(Beyond Pesticides, October 1, 2008) Last week, a jury awarded $1 million in compensation to an organic farm in Santa Cruz, California, whose herbs were contaminated by pesticides. The jury found that organophosphate pesticides, used on vegetables on neighboring farms, drifted onto the organic farm, leaving the herbs in violation of organic standards.
The organic farm, Jacobs Farm Del Cabo, filed a lawsuit against the pesticide application company Western Farm Service, Inc. in May 2007. The suit sought an order to stop Western Farm Service from spraying pesticides that contaminate crops at Wilder Ranch State Park, where Jacobs Farm leases 120 acres. Compensation for losses, in the sum of $1 million, which resulted from pesticide contamination, was also sought. The court ruled that pesticide applications by Western Farm Service resulted in trespass of the pesticides onto Jacobs Farm and were legally determined to be a nuisance depriving Jacobs Farm of the right to use and enjoy the land, caused by negligence on the part of Western Farm Services. The jury found that Jacobs Farm was damaged in the sum of $1 million and Judge Robert Atack ordered judgment in that amount against Western Farm Service.
The organophosphates, chlorpyrifos, diazinon, and dimethoate, were applied to Brussels sprouts and then evaporated and drifted onto organically cultivated culinary herbs including sage, rosemary and dill at Jacob Farm. The farm first discovered trace residues of chlorpyrifos and diazinon in October 2006 and management immediately stopped harvesting the affected crops. The use of organophosphates and other pesticide chemicals are prohibited in organic farming. The farm notified the County Agriculture Commissioner and the state Department of Pesticide Regulation, which said they found no violations. It also contacted Western Farm Service, which promised to take precautions against windblown contamination.
Western Farm Services said it is likely to appeal the verdict, saying they followed standards on the product labels and county agricultural permits when applying the pesticides.

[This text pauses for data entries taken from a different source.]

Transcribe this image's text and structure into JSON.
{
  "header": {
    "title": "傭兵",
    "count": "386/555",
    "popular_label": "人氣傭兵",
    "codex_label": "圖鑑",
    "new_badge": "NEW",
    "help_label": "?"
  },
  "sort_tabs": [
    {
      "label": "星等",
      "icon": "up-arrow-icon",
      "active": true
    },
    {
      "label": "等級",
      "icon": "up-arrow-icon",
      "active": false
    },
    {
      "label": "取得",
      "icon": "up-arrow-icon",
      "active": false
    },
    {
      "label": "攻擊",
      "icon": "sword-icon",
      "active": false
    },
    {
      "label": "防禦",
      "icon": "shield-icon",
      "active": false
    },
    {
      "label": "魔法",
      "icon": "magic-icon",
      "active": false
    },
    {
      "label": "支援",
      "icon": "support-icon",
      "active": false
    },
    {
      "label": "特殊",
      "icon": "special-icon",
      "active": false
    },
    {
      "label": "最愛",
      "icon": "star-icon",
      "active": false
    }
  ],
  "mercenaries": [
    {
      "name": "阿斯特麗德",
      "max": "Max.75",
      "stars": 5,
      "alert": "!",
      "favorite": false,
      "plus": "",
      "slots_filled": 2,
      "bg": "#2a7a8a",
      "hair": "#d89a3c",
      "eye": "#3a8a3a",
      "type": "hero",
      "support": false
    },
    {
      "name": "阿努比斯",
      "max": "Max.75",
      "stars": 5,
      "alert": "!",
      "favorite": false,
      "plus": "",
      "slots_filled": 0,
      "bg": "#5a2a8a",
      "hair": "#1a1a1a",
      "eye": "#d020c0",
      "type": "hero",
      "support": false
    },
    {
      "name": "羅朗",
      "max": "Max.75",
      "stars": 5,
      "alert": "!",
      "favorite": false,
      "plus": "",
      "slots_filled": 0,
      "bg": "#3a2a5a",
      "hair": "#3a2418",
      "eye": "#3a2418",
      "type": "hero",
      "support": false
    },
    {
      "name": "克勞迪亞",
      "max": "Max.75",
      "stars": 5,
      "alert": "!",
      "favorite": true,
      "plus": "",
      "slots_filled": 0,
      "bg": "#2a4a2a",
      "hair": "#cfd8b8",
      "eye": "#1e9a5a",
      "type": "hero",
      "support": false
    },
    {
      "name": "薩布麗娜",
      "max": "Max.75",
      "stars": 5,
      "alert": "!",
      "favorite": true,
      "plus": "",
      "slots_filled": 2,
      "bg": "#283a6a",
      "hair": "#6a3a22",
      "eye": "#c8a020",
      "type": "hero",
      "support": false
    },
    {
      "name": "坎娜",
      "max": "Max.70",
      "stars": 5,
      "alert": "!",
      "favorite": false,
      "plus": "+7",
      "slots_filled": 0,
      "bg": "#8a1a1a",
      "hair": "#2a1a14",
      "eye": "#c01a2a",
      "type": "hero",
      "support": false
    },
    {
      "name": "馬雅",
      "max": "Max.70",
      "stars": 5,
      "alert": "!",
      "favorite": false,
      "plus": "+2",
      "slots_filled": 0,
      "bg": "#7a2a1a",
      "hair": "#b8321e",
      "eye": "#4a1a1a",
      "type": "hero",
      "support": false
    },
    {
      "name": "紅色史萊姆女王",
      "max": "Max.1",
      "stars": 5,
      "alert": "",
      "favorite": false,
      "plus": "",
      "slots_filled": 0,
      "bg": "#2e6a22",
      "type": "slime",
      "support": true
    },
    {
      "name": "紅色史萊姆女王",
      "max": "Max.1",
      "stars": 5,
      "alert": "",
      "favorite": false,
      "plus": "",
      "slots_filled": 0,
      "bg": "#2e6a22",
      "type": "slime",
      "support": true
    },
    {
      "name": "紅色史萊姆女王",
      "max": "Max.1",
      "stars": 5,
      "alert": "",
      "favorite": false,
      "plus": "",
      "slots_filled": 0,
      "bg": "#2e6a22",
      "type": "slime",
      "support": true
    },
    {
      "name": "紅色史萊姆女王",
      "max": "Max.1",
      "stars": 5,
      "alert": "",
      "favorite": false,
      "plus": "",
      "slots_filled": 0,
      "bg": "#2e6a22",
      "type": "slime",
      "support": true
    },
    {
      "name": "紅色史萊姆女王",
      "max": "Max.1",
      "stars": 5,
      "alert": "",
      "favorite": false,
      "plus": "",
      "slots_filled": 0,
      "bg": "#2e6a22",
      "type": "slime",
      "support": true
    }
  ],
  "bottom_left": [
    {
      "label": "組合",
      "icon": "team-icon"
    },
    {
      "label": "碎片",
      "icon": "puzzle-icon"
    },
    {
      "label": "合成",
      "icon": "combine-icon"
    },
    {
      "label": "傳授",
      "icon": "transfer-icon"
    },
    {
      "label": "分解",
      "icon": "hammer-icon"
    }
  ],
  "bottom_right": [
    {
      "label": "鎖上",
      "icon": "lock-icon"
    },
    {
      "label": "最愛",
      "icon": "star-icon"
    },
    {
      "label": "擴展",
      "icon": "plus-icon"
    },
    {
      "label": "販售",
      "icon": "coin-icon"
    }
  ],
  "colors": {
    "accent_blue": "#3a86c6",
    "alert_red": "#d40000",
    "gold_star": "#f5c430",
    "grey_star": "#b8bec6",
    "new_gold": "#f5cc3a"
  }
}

The company argues that Jacobs Farm should not have come into an area where conventional farming was taking place with its “incompatible crops.” In their statement, Western Farm Services said that assessing the uses and risks of pesticides should be the job of federal, state and county regulators, not local juries. It also said the verdict “raises concerns about future use of organophosphates in California.”
“The scientific community’s growing knowledge of how these chemicals move in the environment after application was not considered by pesticide applicators or government regulators. Regulations prohibiting the continued application of pesticides that damage crops on other farms are in place. But until now, these prohibitions did not apply to damage from pesticides when they evaporate after they are applied,‚Äú said Larry Jacobs, president of Jacobs Farm Del Cabo.
According to Nathan Benjamin, an attorney for the organic farm, neither federal nor state regulations account for the environmental characteristic of organophosphates or provide any protection for organic farmers. The jury verdict signaled the need for regulations to protect growers against volatile pesticides that can drift after they are applied.
Under the organic regulations, only naturally-derived pesticides may qualify for inclusion (if they meet the organic standards), and the inert ingredients must also be on the National Organic Standards approved list of inerts. The use of synthetic pesticides, chemical fertilizers, antibiotics, sewage sludge, genetically modified organisms, and irradiation is prohibited in organic production.
Organophosphates (OPs) like chlorpyrifos have been found to remain in the air at very high concentrations 24hrs after application. Residues remain on plant surfaces for approximately 10 to 14 days. Data indicate that OPs can accumulate in certain crops and persist in the environment. OPs were the first group of chemicals to go through tolerance reassessment under the 1996 Food Quality Protection Act because they are known to pose risks of acute and chronic toxicity to humans as well as wildlife. They are also considered to be the most likely pesticide to cause an acute poisoning.
Source: Environmental News Service, San Francisco Chronicle